Chicano nationalism is ultimately a form of settler nationalism. It expresses the class interests of mainly Euro-Mexican settlers against Euro-American settlers. It disguises the legitimate claims for decolonization by oppressed indigenous and African nations in Mexico and the American Southwest, by pretending that all Chicanos are descendants of ancient Aztecs. It is extremely unfortunate that this ideology has taken hold in America’s prisons by people who are not connected to Aztec/Nahua people, culture or elders.
I’m not an expert in this, I’m still learning much about it. But I’m just letting you know that the issue is a lot more complicated than it seems from the outset. There’s lots of liberal carry-over on reddit where I see people lumping all POC together and assuming they are revolutionary. Which is just not the case.
Xipe of the Communist Party of Aztlán responds:
Chican@ revolutionary nationalism has often been misunderstood. Our belief is that this is due to the Chican@ Nation not meeting its responsibility in addressing a correct political line to the ICM (International Communist Movement) on the one hand and in the ICM’s mostly incorrect analysis of the social forces within these false U.S. borders.
To be clear the CPA does not draw heavily on indigenismo – which is steeped in metaphysical trappings. We draw heavily on materialism. As materialists we recognize that not all inhabitants of Mexico are indigenous – although according to Jack Forbes most are! What’s more We disagree with your understanding that Chicano nationalism believes all are “mestizos” in Mexico, the CPA(MLM) believes that the term Mestizo is actually a label deriving from the colonizers agit/prop that strips Chican@s of many features of nationhood. “Mestizo” is anti-materialist, that as Jack Forbes suggests, is better suited to describe many of the European nations such as Italy, Sicily, etc.
Our analysis overstands that the inhabitants of current day Mexico are a combination of bloodlines that include indigenous, Spanish colonizer, African and others. And yet blood quantum don’t define a nation. We draw from Stalin on the national question for what defines a nation and we thoroughly address this in the book Chican@ Power and the Struggle for Aztlán.
It seems to many that the political line of some Chican@ cultural nationalists is interpreted as the political line of the entire nation, this is incorrect. Our stance on land does not simply derive from the Treaty of Guadalupe Hidalgo, although we certainly cite this treaty in much of our agit/prop surrounding our struggle for national liberation. To rely simply on the colonizers treaty to validate our struggle for national liberation is akin to anti-imperialists within these false U.S. borders simply relying on the U.S. Constitution to validate its anti-imperialism. Although one can use the imperialists’ words and articles against them, we are not reformists who simply want our class enemies to re-word a document or follow its own law. We want a complete transformation of society and to free the tierra! Our lucha for land is for a Chicano Socialist Government not for permission from the colonizer to own acres of land under an imperialist rule.

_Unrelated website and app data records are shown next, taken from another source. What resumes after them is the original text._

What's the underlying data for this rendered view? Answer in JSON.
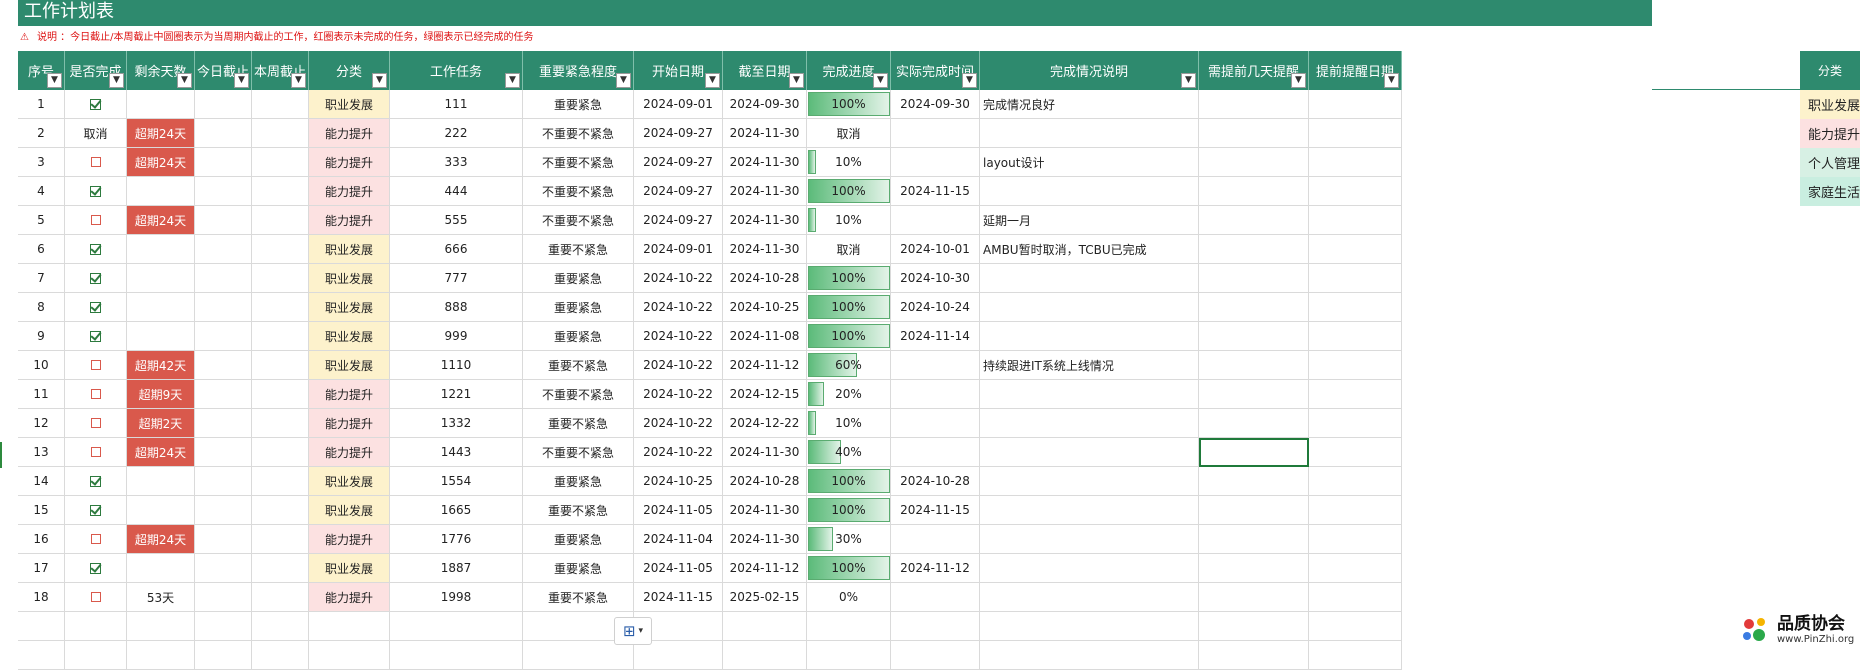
{
  "title": "工作计划表",
  "note": {
    "icon": "warning-icon",
    "text": "说明 ：今日截止/本周截止中圆圈表示为当周期内截止的工作，红圈表示未完成的任务，绿圈表示已经完成的任务"
  },
  "columns": [
    "序号",
    "是否完成",
    "剩余天数",
    "今日截止",
    "本周截止",
    "分类",
    "工作任务",
    "重要紧急程度",
    "开始日期",
    "截至日期",
    "完成进度",
    "实际完成时间",
    "完成情况说明",
    "需提前几天提醒",
    "提前提醒日期"
  ],
  "filter_icon": "▼",
  "colors": {
    "header": "#2e8a6e",
    "overdue": "#d9594c",
    "category_career": "#fdf2cc",
    "category_ability": "#fce1e1",
    "progress": "#5cbb7a"
  },
  "rows": [
    {
      "no": "1",
      "done_state": "checked",
      "remaining": "",
      "remaining_style": "",
      "category": "职业发展",
      "task": "111",
      "priority": "重要紧急",
      "start": "2024-09-01",
      "due": "2024-09-30",
      "progress_value": 1.0,
      "progress_text": "100%",
      "actual": "2024-09-30",
      "desc": "完成情况良好"
    },
    {
      "no": "2",
      "done_state": "text",
      "done_text": "取消",
      "remaining": "超期24天",
      "remaining_style": "overdue",
      "category": "能力提升",
      "task": "222",
      "priority": "不重要不紧急",
      "start": "2024-09-27",
      "due": "2024-11-30",
      "progress_value": 0,
      "progress_text": "取消",
      "actual": "",
      "desc": ""
    },
    {
      "no": "3",
      "done_state": "unchecked",
      "remaining": "超期24天",
      "remaining_style": "overdue",
      "category": "能力提升",
      "task": "333",
      "priority": "不重要不紧急",
      "start": "2024-09-27",
      "due": "2024-11-30",
      "progress_value": 0.1,
      "progress_text": "10%",
      "actual": "",
      "desc": "layout设计"
    },
    {
      "no": "4",
      "done_state": "checked",
      "remaining": "",
      "remaining_style": "",
      "category": "能力提升",
      "task": "444",
      "priority": "不重要不紧急",
      "start": "2024-09-27",
      "due": "2024-11-30",
      "progress_value": 1.0,
      "progress_text": "100%",
      "actual": "2024-11-15",
      "desc": ""
    },
    {
      "no": "5",
      "done_state": "unchecked",
      "remaining": "超期24天",
      "remaining_style": "overdue",
      "category": "能力提升",
      "task": "555",
      "priority": "不重要不紧急",
      "start": "2024-09-27",
      "due": "2024-11-30",
      "progress_value": 0.1,
      "progress_text": "10%",
      "actual": "",
      "desc": "延期一月"
    },
    {
      "no": "6",
      "done_state": "checked",
      "remaining": "",
      "remaining_style": "",
      "category": "职业发展",
      "task": "666",
      "priority": "重要不紧急",
      "start": "2024-09-01",
      "due": "2024-11-30",
      "progress_value": 0,
      "progress_text": "取消",
      "actual": "2024-10-01",
      "desc": "AMBU暂时取消，TCBU已完成"
    },
    {
      "no": "7",
      "done_state": "checked",
      "remaining": "",
      "remaining_style": "",
      "category": "职业发展",
      "task": "777",
      "priority": "重要紧急",
      "start": "2024-10-22",
      "due": "2024-10-28",
      "progress_value": 1.0,
      "progress_text": "100%",
      "actual": "2024-10-30",
      "desc": ""
    },
    {
      "no": "8",
      "done_state": "checked",
      "remaining": "",
      "remaining_style": "",
      "category": "职业发展",
      "task": "888",
      "priority": "重要紧急",
      "start": "2024-10-22",
      "due": "2024-10-25",
      "progress_value": 1.0,
      "progress_text": "100%",
      "actual": "2024-10-24",
      "desc": ""
    },
    {
      "no": "9",
      "done_state": "checked",
      "remaining": "",
      "remaining_style": "",
      "category": "职业发展",
      "task": "999",
      "priority": "重要紧急",
      "start": "2024-10-22",
      "due": "2024-11-08",
      "progress_value": 1.0,
      "progress_text": "100%",
      "actual": "2024-11-14",
      "desc": ""
    },
    {
      "no": "10",
      "done_state": "unchecked",
      "remaining": "超期42天",
      "remaining_style": "overdue",
      "category": "职业发展",
      "task": "1110",
      "priority": "重要不紧急",
      "start": "2024-10-22",
      "due": "2024-11-12",
      "progress_value": 0.6,
      "progress_text": "60%",
      "actual": "",
      "desc": "持续跟进IT系统上线情况"
    },
    {
      "no": "11",
      "done_state": "unchecked",
      "remaining": "超期9天",
      "remaining_style": "overdue",
      "category": "能力提升",
      "task": "1221",
      "priority": "不重要不紧急",
      "start": "2024-10-22",
      "due": "2024-12-15",
      "progress_value": 0.2,
      "progress_text": "20%",
      "actual": "",
      "desc": ""
    },
    {
      "no": "12",
      "done_state": "unchecked",
      "remaining": "超期2天",
      "remaining_style": "overdue",
      "category": "能力提升",
      "task": "1332",
      "priority": "重要不紧急",
      "start": "2024-10-22",
      "due": "2024-12-22",
      "progress_value": 0.1,
      "progress_text": "10%",
      "actual": "",
      "desc": ""
    },
    {
      "no": "13",
      "done_state": "unchecked",
      "remaining": "超期24天",
      "remaining_style": "overdue",
      "category": "能力提升",
      "task": "1443",
      "priority": "不重要不紧急",
      "start": "2024-10-22",
      "due": "2024-11-30",
      "progress_value": 0.4,
      "progress_text": "40%",
      "actual": "",
      "desc": ""
    },
    {
      "no": "14",
      "done_state": "checked",
      "remaining": "",
      "remaining_style": "",
      "category": "职业发展",
      "task": "1554",
      "priority": "重要紧急",
      "start": "2024-10-25",
      "due": "2024-10-28",
      "progress_value": 1.0,
      "progress_text": "100%",
      "actual": "2024-10-28",
      "desc": ""
    },
    {
      "no": "15",
      "done_state": "checked",
      "remaining": "",
      "remaining_style": "",
      "category": "职业发展",
      "task": "1665",
      "priority": "重要不紧急",
      "start": "2024-11-05",
      "due": "2024-11-30",
      "progress_value": 1.0,
      "progress_text": "100%",
      "actual": "2024-11-15",
      "desc": ""
    },
    {
      "no": "16",
      "done_state": "unchecked",
      "remaining": "超期24天",
      "remaining_style": "overdue",
      "category": "能力提升",
      "task": "1776",
      "priority": "重要紧急",
      "start": "2024-11-04",
      "due": "2024-11-30",
      "progress_value": 0.3,
      "progress_text": "30%",
      "actual": "",
      "desc": ""
    },
    {
      "no": "17",
      "done_state": "checked",
      "remaining": "",
      "remaining_style": "",
      "category": "职业发展",
      "task": "1887",
      "priority": "重要紧急",
      "start": "2024-11-05",
      "due": "2024-11-12",
      "progress_value": 1.0,
      "progress_text": "100%",
      "actual": "2024-11-12",
      "desc": ""
    },
    {
      "no": "18",
      "done_state": "unchecked",
      "remaining": "53天",
      "remaining_style": "",
      "category": "能力提升",
      "task": "1998",
      "priority": "重要不紧急",
      "start": "2024-11-15",
      "due": "2025-02-15",
      "progress_value": 0,
      "progress_text": "0%",
      "actual": "",
      "desc": ""
    }
  ],
  "category_panel": {
    "header": "分类",
    "items": [
      {
        "label": "职业发展",
        "color": "#fdf2cc"
      },
      {
        "label": "能力提升",
        "color": "#fce1e1"
      },
      {
        "label": "个人管理",
        "color": "#d7f0e4"
      },
      {
        "label": "家庭生活",
        "color": "#c9eee0"
      }
    ]
  },
  "quick_analysis_icon": "table-quick-analysis-icon",
  "logo": {
    "name": "品质协会",
    "url": "www.PinZhi.org"
  }
}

Those who confuse Chican@ revolutionary nationalism with the settler need to study the development of nations, specifically the book Chican@ Power and the Struggle for Aztlán, which includes the political line of the CPA when it comes to a nation. We ask those who are curious on our line to read the Chican@ Red Book (Chican@ Power and the Struggle for Aztlán).

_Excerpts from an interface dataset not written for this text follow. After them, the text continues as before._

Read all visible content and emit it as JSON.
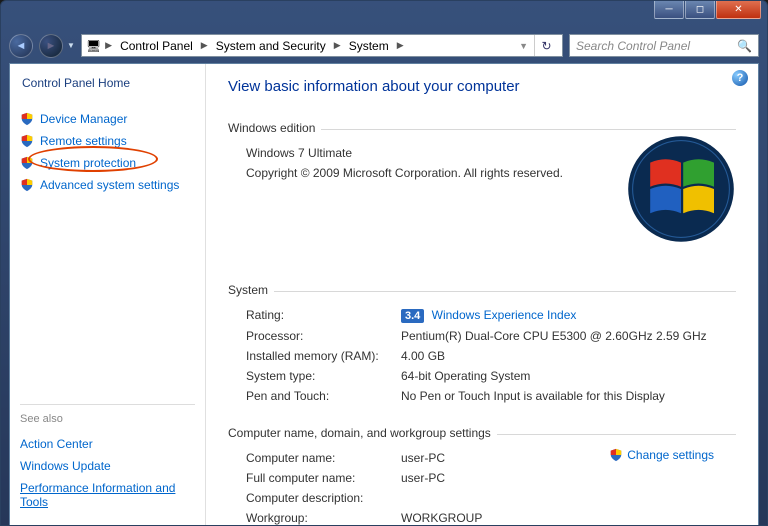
{
  "breadcrumbs": {
    "root_icon": "computer",
    "items": [
      "Control Panel",
      "System and Security",
      "System"
    ]
  },
  "search": {
    "placeholder": "Search Control Panel"
  },
  "sidebar": {
    "home": "Control Panel Home",
    "links": [
      {
        "label": "Device Manager",
        "shield": false
      },
      {
        "label": "Remote settings",
        "shield": true
      },
      {
        "label": "System protection",
        "shield": true,
        "circled": true
      },
      {
        "label": "Advanced system settings",
        "shield": true
      }
    ],
    "seealso_title": "See also",
    "seealso": [
      {
        "label": "Action Center"
      },
      {
        "label": "Windows Update"
      },
      {
        "label": "Performance Information and Tools",
        "underline": true
      }
    ]
  },
  "main": {
    "title": "View basic information about your computer",
    "edition": {
      "heading": "Windows edition",
      "name": "Windows 7 Ultimate",
      "copyright": "Copyright © 2009 Microsoft Corporation.  All rights reserved."
    },
    "system": {
      "heading": "System",
      "rating_label": "Rating:",
      "rating_value": "3.4",
      "rating_link": "Windows Experience Index",
      "rows": [
        {
          "k": "Processor:",
          "v": "Pentium(R) Dual-Core  CPU      E5300   @ 2.60GHz   2.59 GHz"
        },
        {
          "k": "Installed memory (RAM):",
          "v": "4.00 GB"
        },
        {
          "k": "System type:",
          "v": "64-bit Operating System"
        },
        {
          "k": "Pen and Touch:",
          "v": "No Pen or Touch Input is available for this Display"
        }
      ]
    },
    "domain": {
      "heading": "Computer name, domain, and workgroup settings",
      "change_link": "Change settings",
      "rows": [
        {
          "k": "Computer name:",
          "v": "user-PC"
        },
        {
          "k": "Full computer name:",
          "v": "user-PC"
        },
        {
          "k": "Computer description:",
          "v": ""
        },
        {
          "k": "Workgroup:",
          "v": "WORKGROUP"
        }
      ]
    }
  }
}
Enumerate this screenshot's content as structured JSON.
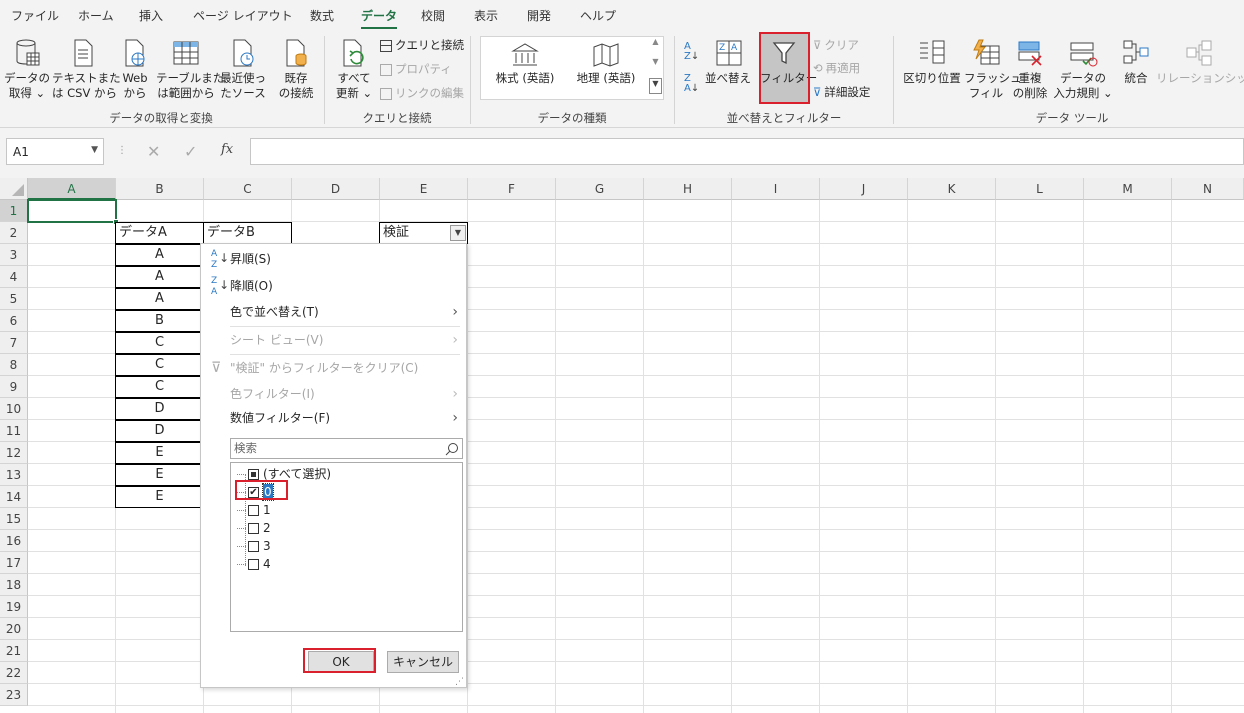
{
  "menu_tabs": [
    "ファイル",
    "ホーム",
    "挿入",
    "ページ レイアウト",
    "数式",
    "データ",
    "校閲",
    "表示",
    "開発",
    "ヘルプ"
  ],
  "ribbon": {
    "get_data": {
      "label1": "データの",
      "label2": "取得 ⌄"
    },
    "text_csv": {
      "label1": "テキストまた",
      "label2": "は CSV から"
    },
    "web": {
      "label1": "Web",
      "label2": "から"
    },
    "table_range": {
      "label1": "テーブルまた",
      "label2": "は範囲から"
    },
    "recent_sources": {
      "label1": "最近使っ",
      "label2": "たソース"
    },
    "existing_conn": {
      "label1": "既存",
      "label2": "の接続"
    },
    "group1": "データの取得と変換",
    "refresh_all": {
      "label1": "すべて",
      "label2": "更新 ⌄"
    },
    "queries_connections": "クエリと接続",
    "properties": "プロパティ",
    "edit_links": "リンクの編集",
    "group2": "クエリと接続",
    "stocks": "株式 (英語)",
    "geography": "地理 (英語)",
    "group3": "データの種類",
    "sort": "並べ替え",
    "filter": "フィルター",
    "clear": "クリア",
    "reapply": "再適用",
    "advanced": "詳細設定",
    "group4": "並べ替えとフィルター",
    "text_to_columns": "区切り位置",
    "flash_fill": {
      "label1": "フラッシュ",
      "label2": "フィル"
    },
    "remove_dup": {
      "label1": "重複",
      "label2": "の削除"
    },
    "data_validation": {
      "label1": "データの",
      "label2": "入力規則 ⌄"
    },
    "consolidate": "統合",
    "relationships": "リレーションシップ",
    "group5": "データ ツール"
  },
  "formula_bar": {
    "name_box": "A1",
    "fx": "fx",
    "formula": ""
  },
  "columns": [
    "A",
    "B",
    "C",
    "D",
    "E",
    "F",
    "G",
    "H",
    "I",
    "J",
    "K",
    "L",
    "M",
    "N"
  ],
  "rows": [
    "1",
    "2",
    "3",
    "4",
    "5",
    "6",
    "7",
    "8",
    "9",
    "10",
    "11",
    "12",
    "13",
    "14",
    "15",
    "16",
    "17",
    "18",
    "19",
    "20",
    "21",
    "22",
    "23"
  ],
  "cells": {
    "B2": "データA",
    "C2": "データB",
    "E2": "検証",
    "B_values": [
      "A",
      "A",
      "A",
      "B",
      "C",
      "C",
      "C",
      "D",
      "D",
      "E",
      "E",
      "E"
    ]
  },
  "dropdown": {
    "sort_asc": "昇順(S)",
    "sort_desc": "降順(O)",
    "sort_by_color": "色で並べ替え(T)",
    "sheet_view": "シート ビュー(V)",
    "clear_filter": "\"検証\" からフィルターをクリア(C)",
    "color_filter": "色フィルター(I)",
    "number_filter": "数値フィルター(F)",
    "search_placeholder": "検索",
    "items": [
      "(すべて選択)",
      "0",
      "1",
      "2",
      "3",
      "4"
    ],
    "ok": "OK",
    "cancel": "キャンセル"
  },
  "colors": {
    "accent": "#217346",
    "highlight": "#d9202c"
  }
}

Even if the Treaty of Guadalupe Hidalgo was never written our national liberation movement would be just. Chican@s developed in what is now the “U.$. Southwest” as surely as Africans developed in what is now Haiti to become Haitians. Our line is not anchored in us believing we are descendants of ancient “Aztecs” – although some actually are! We overstand that the term “Aztlán” was used 50+ years ago within the Chican@ movement as a rallying cry and point of unity for Chican@s of the time and we see the relevance of using it in our struggle today.